where a is the mirror dimension.

The transverse modes give an indication of the distribution of intensity within the beam crcross-sectionThese modes appear as a pattern of spots and are referred to as transverse electromagnetic, or TEM modes. These modes are created by the width of the laser cavity, which develops a few diagonal modes, and are determined by the shape of the laser beam. A little misalignment of the laser mirrors causes different path lengths for different rays inside the cavity.

The most common transverse mode is the Gaussian mode, which has a bell-shaped intensity profile and is designated by TEM_{mn}.

The number of transverse cavity modes can be controlled by choosing a pinhole diameter equal to the diameter of the lower mode.

Laser cavity modes depend on the frequency of the laser light, the direction in which it is emitted, and the intensity of the light. The length, shape, and optical properties of the cavity, such as the refractive index of the material within the cavity, also affect the laser cavity modes.

**Properties of Laser Cavity Modes**

- Spatial dependence
- Frequency dependence
- Mode competition

**Applications**

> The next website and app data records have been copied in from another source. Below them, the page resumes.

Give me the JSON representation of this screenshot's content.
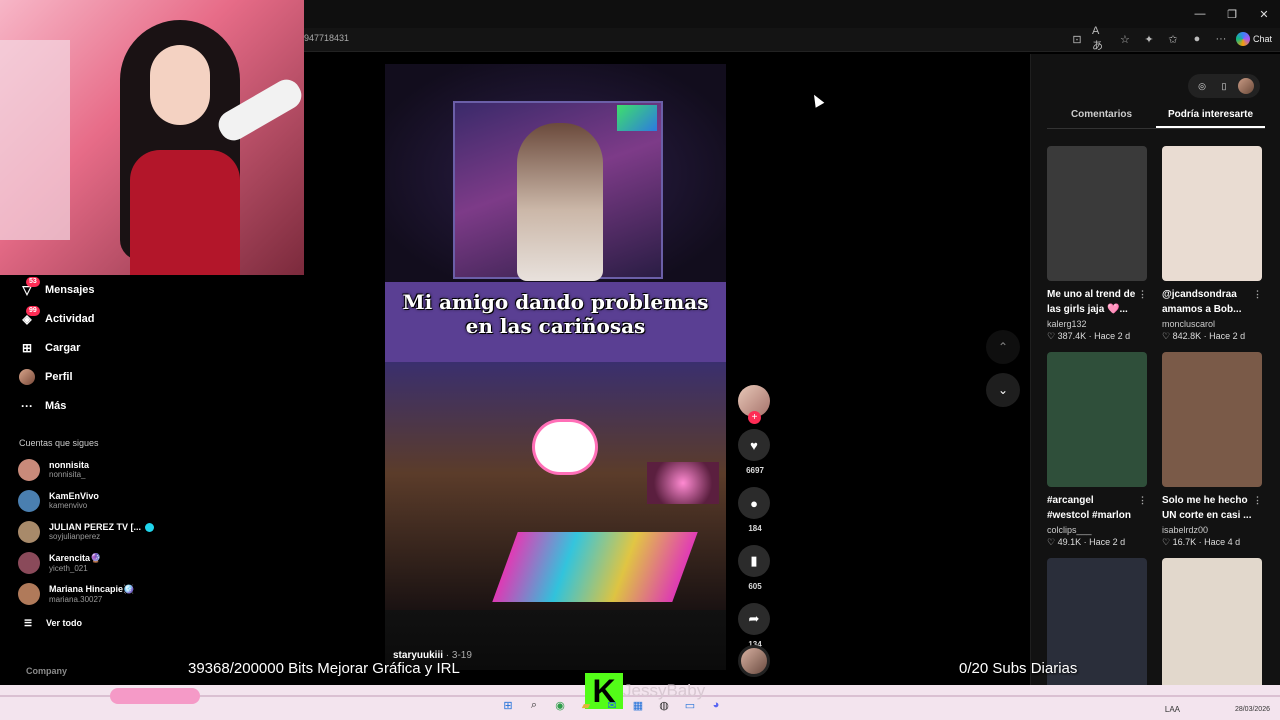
{
  "browser": {
    "url": "947718431",
    "chat_label": "Chat",
    "icons": [
      "app-icon",
      "translate-icon",
      "favorite-icon",
      "extensions-icon",
      "collections-icon",
      "profile-icon",
      "more-icon"
    ]
  },
  "window_controls": {
    "minimize": "—",
    "maximize": "❐",
    "close": "✕"
  },
  "sidebar": {
    "nav": [
      {
        "label": "Mensajes",
        "icon": "messages-icon",
        "glyph": "▽",
        "badge": "53"
      },
      {
        "label": "Actividad",
        "icon": "activity-icon",
        "glyph": "◈",
        "badge": "99"
      },
      {
        "label": "Cargar",
        "icon": "upload-icon",
        "glyph": "⊞",
        "badge": ""
      },
      {
        "label": "Perfil",
        "icon": "profile-avatar",
        "glyph": "",
        "badge": ""
      },
      {
        "label": "Más",
        "icon": "more-icon",
        "glyph": "···",
        "badge": ""
      }
    ],
    "following_title": "Cuentas que sigues",
    "following": [
      {
        "name": "nonnisita",
        "handle": "nonnisita_",
        "color": "#c98a7a",
        "verified": false
      },
      {
        "name": "KamEnVivo",
        "handle": "kamenvivo",
        "color": "#4a7fb0",
        "verified": false
      },
      {
        "name": "JULIAN PEREZ TV [...",
        "handle": "soyjulianperez",
        "color": "#a88a6a",
        "verified": true
      },
      {
        "name": "Karencita🔮",
        "handle": "yiceth_021",
        "color": "#8a4a5a",
        "verified": false
      },
      {
        "name": "Mariana Hincapie🪩",
        "handle": "mariana.30027",
        "color": "#b07a5a",
        "verified": false
      }
    ],
    "see_all": "Ver todo",
    "company": "Company"
  },
  "video": {
    "caption_line1": "Mi amigo dando problemas",
    "caption_line2": "en las cariñosas",
    "author": "staryuukiii",
    "date": " · 3-19"
  },
  "actions": {
    "likes": "6697",
    "comments": "184",
    "saves": "605",
    "shares": "134"
  },
  "right_panel": {
    "tabs": [
      "Comentarios",
      "Podría interesarte"
    ],
    "active_tab": 1,
    "cards": [
      {
        "title": "Me uno al trend de las girls jaja 🩷...",
        "user": "kalerg132",
        "likes": "387.4K",
        "time": "Hace 2 d",
        "color": "#3a3a3a"
      },
      {
        "title": "@jcandsondraa amamos a Bob...",
        "user": "moncluscarol",
        "likes": "842.8K",
        "time": "Hace 2 d",
        "color": "#e9dcd2"
      },
      {
        "title": "#arcangel #westcol #marlon",
        "user": "colclips___",
        "likes": "49.1K",
        "time": "Hace 2 d",
        "color": "#2f4f3a"
      },
      {
        "title": "Solo me he hecho UN corte en casi ...",
        "user": "isabelrdz00",
        "likes": "16.7K",
        "time": "Hace 4 d",
        "color": "#7a5a48"
      },
      {
        "title": "",
        "user": "",
        "likes": "",
        "time": "",
        "color": "#2a2e3a"
      },
      {
        "title": "",
        "user": "",
        "likes": "",
        "time": "",
        "color": "#e2d8cc"
      }
    ]
  },
  "overlay": {
    "bits": "39368/200000 Bits Mejorar Gráfica y IRL",
    "subs": "0/20 Subs Diarias",
    "kick_logo": "K",
    "kick_name": "JessyBaby"
  },
  "taskbar": {
    "lang": "LAA",
    "date": "28/03/2026"
  }
}
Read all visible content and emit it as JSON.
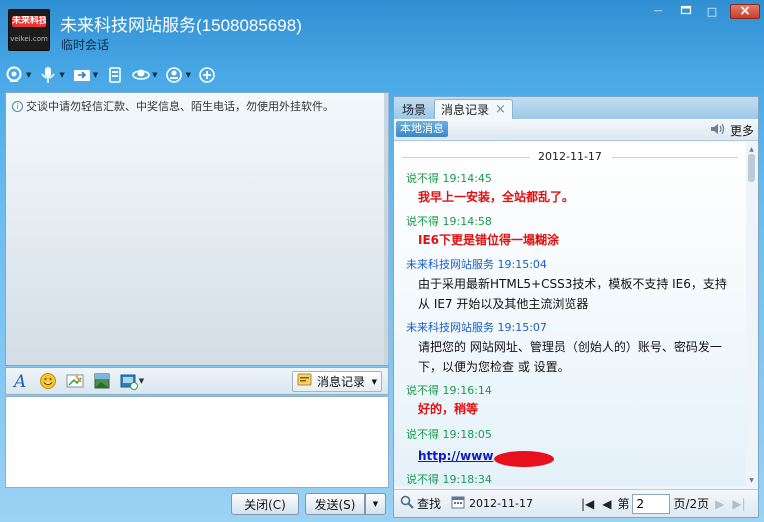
{
  "window": {
    "contact_name": "未来科技网站服务(1508085698)",
    "contact_status": "临时会话",
    "avatar_logo_text": "未来科技",
    "avatar_logo_sub": "veikei.com",
    "buttons": {
      "minimize": "—",
      "maximize": "□",
      "close": "×"
    }
  },
  "toolbar": {
    "items": [
      {
        "icon": "video-call-icon"
      },
      {
        "icon": "microphone-icon"
      },
      {
        "icon": "file-transfer-icon"
      },
      {
        "icon": "remote-assist-icon"
      },
      {
        "icon": "app-center-icon"
      },
      {
        "icon": "add-contact-icon"
      },
      {
        "icon": "invite-icon"
      }
    ]
  },
  "left": {
    "notice": "交谈中请勿轻信汇款、中奖信息、陌生电话，勿使用外挂软件。"
  },
  "format_bar": {
    "history_toggle": "消息记录"
  },
  "buttons": {
    "close": "关闭(C)",
    "send": "发送(S)"
  },
  "right": {
    "tabs": {
      "scene": "场景",
      "history": "消息记录"
    },
    "local_tab": "本地消息",
    "more": "更多",
    "date": "2012-11-17",
    "messages": [
      {
        "sender": "说不得",
        "time": "19:14:45",
        "who": "them",
        "text": "我早上一安装，全站都乱了。",
        "style": "red"
      },
      {
        "sender": "说不得",
        "time": "19:14:58",
        "who": "them",
        "text": "IE6下更是错位得一塌糊涂",
        "style": "red"
      },
      {
        "sender": "未来科技网站服务",
        "time": "19:15:04",
        "who": "me",
        "text": "由于采用最新HTML5+CSS3技术，模板不支持 IE6，支持从 IE7 开始以及其他主流浏览器",
        "style": "black"
      },
      {
        "sender": "未来科技网站服务",
        "time": "19:15:07",
        "who": "me",
        "text": "请把您的 网站网址、管理员（创始人的）账号、密码发一下，以便为您检查 或 设置。",
        "style": "black"
      },
      {
        "sender": "说不得",
        "time": "19:16:14",
        "who": "them",
        "text": "好的，稍等",
        "style": "red"
      },
      {
        "sender": "说不得",
        "time": "19:18:05",
        "who": "them",
        "text": "http://www",
        "style": "link"
      },
      {
        "sender": "说不得",
        "time": "19:18:34",
        "who": "them",
        "text": "",
        "style": "black"
      }
    ],
    "pager": {
      "search": "查找",
      "date": "2012-11-17",
      "page_prefix": "第",
      "page_value": "2",
      "page_suffix": "页/2页"
    }
  },
  "colors": {
    "window_blue": "#48a8e6",
    "them_name": "#1a9c4a",
    "me_name": "#1a5fc8",
    "highlight_red": "#e01010"
  }
}
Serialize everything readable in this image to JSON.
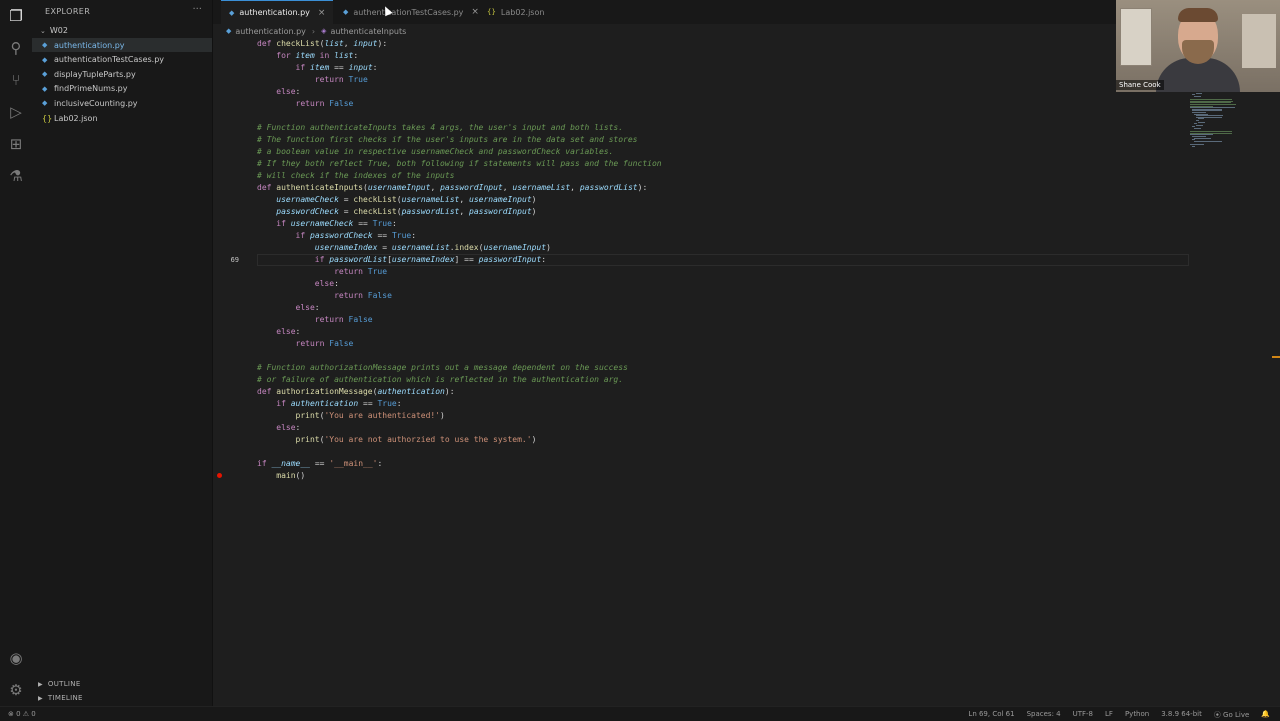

Laser cavity modes determine the output characteristics of the laser, such as wavelength, polarization, and spatial distribution of the laser light. The selection of a specific mode of operation is important for many applications, including laser spectroscopy, metrology, and material processing.